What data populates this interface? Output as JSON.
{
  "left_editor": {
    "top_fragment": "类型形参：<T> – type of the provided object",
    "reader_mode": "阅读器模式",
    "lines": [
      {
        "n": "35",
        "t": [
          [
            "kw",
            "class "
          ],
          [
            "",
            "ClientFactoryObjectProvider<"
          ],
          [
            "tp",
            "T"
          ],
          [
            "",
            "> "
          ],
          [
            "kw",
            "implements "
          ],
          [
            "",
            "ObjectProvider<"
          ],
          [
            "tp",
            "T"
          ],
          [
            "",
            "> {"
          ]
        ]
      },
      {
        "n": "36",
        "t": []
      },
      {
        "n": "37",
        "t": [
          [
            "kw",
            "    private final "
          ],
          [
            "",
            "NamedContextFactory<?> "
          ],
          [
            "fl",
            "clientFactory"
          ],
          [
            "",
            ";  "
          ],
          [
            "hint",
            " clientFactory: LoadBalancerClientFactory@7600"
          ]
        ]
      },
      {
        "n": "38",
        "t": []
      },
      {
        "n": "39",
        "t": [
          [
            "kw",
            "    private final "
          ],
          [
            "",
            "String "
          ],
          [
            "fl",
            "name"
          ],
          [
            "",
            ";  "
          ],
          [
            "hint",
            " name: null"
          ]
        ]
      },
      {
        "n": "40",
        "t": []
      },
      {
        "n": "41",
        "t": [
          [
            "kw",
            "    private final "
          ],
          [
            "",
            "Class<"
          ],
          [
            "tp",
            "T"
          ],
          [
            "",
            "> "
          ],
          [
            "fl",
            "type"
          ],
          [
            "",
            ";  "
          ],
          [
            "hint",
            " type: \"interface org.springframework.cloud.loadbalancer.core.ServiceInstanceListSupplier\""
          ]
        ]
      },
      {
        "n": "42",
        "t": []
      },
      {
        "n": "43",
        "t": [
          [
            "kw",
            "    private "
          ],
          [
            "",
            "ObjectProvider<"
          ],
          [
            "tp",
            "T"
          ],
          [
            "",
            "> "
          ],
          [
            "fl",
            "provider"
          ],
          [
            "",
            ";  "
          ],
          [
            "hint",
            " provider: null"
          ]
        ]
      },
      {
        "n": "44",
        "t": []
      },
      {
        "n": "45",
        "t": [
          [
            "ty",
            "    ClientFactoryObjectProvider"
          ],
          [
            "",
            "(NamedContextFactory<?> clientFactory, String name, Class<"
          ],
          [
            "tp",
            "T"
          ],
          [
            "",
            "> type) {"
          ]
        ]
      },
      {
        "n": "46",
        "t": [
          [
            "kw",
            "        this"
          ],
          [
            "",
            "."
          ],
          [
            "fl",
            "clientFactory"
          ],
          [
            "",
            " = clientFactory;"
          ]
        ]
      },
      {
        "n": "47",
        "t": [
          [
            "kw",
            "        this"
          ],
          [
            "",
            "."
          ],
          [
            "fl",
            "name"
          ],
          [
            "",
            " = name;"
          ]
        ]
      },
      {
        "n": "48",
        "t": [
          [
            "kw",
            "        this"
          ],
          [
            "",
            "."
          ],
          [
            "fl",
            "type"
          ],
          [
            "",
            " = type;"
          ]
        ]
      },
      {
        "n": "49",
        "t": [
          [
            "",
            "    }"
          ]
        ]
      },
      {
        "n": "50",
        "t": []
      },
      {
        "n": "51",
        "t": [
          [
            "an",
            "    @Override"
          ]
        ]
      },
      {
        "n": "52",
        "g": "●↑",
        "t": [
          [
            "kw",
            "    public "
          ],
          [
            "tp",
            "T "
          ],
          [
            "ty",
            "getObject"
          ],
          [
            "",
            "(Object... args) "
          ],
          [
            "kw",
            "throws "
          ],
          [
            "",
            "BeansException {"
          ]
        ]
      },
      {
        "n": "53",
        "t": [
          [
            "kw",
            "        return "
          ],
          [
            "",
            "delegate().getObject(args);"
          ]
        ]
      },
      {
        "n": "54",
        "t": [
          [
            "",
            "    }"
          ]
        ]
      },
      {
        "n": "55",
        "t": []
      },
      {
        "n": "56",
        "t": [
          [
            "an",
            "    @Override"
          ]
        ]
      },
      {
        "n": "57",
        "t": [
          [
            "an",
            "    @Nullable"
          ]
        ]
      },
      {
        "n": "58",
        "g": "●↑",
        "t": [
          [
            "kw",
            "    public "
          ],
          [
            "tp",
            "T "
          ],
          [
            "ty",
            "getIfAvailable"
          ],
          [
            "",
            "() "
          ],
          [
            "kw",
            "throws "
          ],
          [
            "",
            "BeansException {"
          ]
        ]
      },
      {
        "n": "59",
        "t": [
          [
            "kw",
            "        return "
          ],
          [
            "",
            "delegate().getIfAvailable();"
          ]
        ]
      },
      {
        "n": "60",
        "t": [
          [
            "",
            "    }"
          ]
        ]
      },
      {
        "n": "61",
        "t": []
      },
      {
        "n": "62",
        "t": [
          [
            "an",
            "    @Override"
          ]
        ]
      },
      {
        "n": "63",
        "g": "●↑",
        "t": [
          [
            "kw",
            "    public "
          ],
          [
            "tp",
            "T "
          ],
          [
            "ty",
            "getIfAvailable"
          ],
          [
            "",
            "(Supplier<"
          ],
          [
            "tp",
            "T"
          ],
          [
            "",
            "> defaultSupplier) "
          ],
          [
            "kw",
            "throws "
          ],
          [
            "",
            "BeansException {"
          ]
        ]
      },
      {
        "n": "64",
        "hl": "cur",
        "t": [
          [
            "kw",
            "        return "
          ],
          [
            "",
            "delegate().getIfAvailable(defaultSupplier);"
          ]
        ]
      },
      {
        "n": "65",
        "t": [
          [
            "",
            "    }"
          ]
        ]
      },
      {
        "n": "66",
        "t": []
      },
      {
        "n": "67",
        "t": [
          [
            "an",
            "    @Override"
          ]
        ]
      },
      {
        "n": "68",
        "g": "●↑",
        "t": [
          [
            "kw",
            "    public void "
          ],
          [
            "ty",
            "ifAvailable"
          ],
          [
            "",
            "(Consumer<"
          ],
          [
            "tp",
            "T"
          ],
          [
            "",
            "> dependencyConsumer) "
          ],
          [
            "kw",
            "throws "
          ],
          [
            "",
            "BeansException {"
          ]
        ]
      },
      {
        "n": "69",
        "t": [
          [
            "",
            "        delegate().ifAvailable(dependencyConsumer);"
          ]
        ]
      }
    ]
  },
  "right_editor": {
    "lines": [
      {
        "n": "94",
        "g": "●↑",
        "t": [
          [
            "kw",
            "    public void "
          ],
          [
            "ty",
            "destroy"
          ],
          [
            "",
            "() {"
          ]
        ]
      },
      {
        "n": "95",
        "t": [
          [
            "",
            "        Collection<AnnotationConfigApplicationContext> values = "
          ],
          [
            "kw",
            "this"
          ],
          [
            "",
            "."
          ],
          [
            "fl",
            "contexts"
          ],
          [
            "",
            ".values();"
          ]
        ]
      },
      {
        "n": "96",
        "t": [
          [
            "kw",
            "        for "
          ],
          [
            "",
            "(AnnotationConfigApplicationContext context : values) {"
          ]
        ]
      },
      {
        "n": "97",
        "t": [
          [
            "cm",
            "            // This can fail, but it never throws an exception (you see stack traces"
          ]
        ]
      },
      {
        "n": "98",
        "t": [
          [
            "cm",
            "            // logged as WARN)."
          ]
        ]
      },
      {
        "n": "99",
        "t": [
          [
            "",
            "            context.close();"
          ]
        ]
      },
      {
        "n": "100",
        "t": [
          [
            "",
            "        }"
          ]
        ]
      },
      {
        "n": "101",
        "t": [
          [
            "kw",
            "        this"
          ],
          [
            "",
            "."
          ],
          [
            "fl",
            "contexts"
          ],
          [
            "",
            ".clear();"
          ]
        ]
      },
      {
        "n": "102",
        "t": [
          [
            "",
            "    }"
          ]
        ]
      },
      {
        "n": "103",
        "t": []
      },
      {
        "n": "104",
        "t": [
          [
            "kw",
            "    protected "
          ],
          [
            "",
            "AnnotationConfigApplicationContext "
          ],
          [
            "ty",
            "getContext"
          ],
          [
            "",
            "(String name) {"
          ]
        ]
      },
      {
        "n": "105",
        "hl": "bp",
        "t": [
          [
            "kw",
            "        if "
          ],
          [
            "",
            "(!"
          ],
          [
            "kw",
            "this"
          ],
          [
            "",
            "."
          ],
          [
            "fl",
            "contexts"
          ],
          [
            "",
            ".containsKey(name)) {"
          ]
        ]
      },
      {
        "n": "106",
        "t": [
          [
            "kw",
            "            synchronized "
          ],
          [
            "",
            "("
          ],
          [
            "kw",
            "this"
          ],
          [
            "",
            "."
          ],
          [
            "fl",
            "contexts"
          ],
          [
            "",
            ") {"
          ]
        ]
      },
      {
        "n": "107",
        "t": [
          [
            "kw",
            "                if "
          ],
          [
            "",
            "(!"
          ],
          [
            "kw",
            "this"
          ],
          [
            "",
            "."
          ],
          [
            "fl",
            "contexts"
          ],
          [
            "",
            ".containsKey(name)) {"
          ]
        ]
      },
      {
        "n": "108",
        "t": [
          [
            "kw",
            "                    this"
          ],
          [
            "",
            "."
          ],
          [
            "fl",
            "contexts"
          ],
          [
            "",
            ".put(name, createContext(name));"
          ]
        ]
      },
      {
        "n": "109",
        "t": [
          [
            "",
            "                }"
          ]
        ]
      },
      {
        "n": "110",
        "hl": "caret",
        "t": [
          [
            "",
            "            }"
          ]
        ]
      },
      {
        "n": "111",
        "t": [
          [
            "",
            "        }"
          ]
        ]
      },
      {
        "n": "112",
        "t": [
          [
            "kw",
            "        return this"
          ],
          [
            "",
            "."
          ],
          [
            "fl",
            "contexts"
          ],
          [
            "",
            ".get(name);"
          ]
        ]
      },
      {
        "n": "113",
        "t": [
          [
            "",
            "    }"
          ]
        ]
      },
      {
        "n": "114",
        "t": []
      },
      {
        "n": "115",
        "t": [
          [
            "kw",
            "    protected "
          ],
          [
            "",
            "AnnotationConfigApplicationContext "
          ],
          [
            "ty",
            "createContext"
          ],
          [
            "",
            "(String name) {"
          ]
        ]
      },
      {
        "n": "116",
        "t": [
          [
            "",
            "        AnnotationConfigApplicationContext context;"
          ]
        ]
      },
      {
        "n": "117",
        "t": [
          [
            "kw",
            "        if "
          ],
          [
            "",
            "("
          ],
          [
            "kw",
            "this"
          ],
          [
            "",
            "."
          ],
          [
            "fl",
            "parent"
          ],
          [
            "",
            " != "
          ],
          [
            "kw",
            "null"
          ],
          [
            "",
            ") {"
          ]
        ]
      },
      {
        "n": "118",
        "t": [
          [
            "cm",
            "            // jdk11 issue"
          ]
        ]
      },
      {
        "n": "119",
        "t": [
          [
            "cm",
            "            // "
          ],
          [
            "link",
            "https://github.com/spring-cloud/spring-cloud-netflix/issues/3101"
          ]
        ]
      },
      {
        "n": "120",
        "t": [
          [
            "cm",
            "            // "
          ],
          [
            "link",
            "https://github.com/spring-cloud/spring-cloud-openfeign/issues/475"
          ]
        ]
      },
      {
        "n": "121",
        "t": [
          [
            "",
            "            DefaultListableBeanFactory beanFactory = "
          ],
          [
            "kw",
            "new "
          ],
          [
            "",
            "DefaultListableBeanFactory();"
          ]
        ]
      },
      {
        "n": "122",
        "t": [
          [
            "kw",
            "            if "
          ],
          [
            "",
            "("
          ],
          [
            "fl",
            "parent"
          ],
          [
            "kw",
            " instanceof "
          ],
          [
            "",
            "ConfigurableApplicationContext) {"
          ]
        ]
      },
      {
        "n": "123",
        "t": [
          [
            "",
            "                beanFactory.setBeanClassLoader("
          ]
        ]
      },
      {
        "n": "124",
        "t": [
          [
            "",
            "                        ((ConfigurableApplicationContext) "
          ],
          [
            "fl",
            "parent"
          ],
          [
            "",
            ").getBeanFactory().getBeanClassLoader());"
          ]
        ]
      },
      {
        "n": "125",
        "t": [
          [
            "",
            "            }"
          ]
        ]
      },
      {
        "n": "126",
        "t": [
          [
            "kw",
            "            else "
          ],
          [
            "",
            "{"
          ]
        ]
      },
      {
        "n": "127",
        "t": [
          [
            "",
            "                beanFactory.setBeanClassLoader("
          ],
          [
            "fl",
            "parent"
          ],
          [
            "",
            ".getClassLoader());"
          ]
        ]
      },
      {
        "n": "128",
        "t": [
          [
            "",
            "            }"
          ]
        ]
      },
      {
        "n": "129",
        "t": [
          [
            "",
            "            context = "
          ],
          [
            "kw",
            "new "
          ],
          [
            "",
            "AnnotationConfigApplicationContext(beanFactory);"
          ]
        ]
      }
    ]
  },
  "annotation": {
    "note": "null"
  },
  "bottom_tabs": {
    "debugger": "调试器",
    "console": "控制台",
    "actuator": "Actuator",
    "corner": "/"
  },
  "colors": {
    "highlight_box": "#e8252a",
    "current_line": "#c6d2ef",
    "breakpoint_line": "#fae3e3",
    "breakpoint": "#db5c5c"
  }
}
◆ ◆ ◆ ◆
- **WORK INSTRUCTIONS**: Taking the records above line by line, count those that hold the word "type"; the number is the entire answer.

- **TASK RESPONSE**: 6